Sunday, 7 June 2009

Oil price - up 50 percent since February

This increase is not just down to the recent weakness of the dollar. The market for oil is tightening.

Inflation rates - both here and in the US - have fallen in recent months. However, this decline was almost entirely due to the unwinding of the speculative surge in oil prices last summer. With oil prices on the rise again, inflation will again start to creep up.

An oil price shock, coupled with a deep recession - that is what we call stagflation.

9 comments:

Anonymous said...

Oil prices rises are a symptom of inflation (in the money supply), not the cause. :)

Anonymous said...

I have read that China have been stockpiling and US inventories havn't been so high for a long time. Storage capacity is running out. It will likely drop soon.
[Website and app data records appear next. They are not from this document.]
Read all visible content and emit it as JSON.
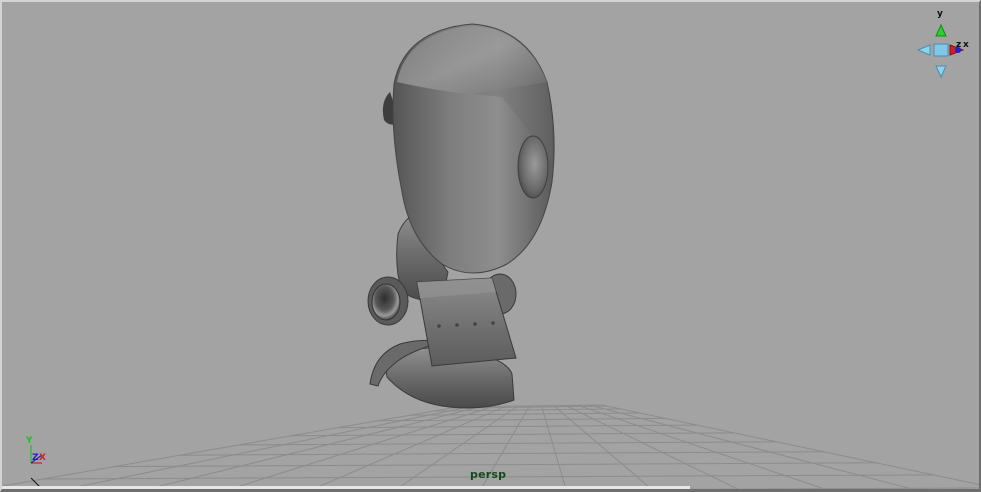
{
  "viewport": {
    "camera_label": "persp"
  },
  "view_cube": {
    "y_label": "y",
    "z_label": "z",
    "x_label": "x"
  },
  "origin_axis": {
    "y_label": "Y",
    "z_label": "Z",
    "x_label": "X"
  },
  "colors": {
    "background": "#a3a3a3",
    "grid": "#8c8c8c",
    "axis_y": "#22c022",
    "axis_x": "#d22020",
    "axis_z": "#2020d0",
    "camera_label": "#124a1c"
  }
}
Alice Cook said...

anon 10:49

Agreed. Higher oil prices are a symptom of monetary growth.

Alice

Fred said...

Totally disagree. Higher oil prices are a symptom of lack of supply.

Look at the oil production figures and you will see that growth in oil production stopped in 2005.

Anonymous said...

@alice

Read The Partys Over to find out about the bubble no-one wants to talk about....

Good sites on the topic are The Oil Drum, or Energy Bulletin. Also google "Matthew Simmons".

dearieme said...

I have no idea whether we have reached "Peak Oil" or not. But I do think that Peak Oil is the only scare story about mineral resources that's been worth thinking about in my lifetime, all others being obvious crap, to be dismissed instantly.

On non-mineral resources, the worries about overfishing seem reasonable to me, not least because I was an overfisher in my adolescence.

Stevie b. said...

http://attempter.wordpress.com/2009/06/03/timeline/

Anonymous said...

If it was a simple matter of inflation, why would the price fluctuate so much? Wouldn't we see a slow, steady climb instead of these spikes? And most importantly, wouldn't there be increased consumption to drive demand? Seems more likely it's a case of 'pump and dump' by a financial cartel to me...

Anonymous said...

I myself looked to purchase crude (via ETFs) as a hedge against inflation, if others share my view then oil will go up. I view the actions of the UK government as inflationary to reduce companies/individuals indebtedness at the expense of the old (they will die soon so the Gov doesn’t care about them) and the sensible.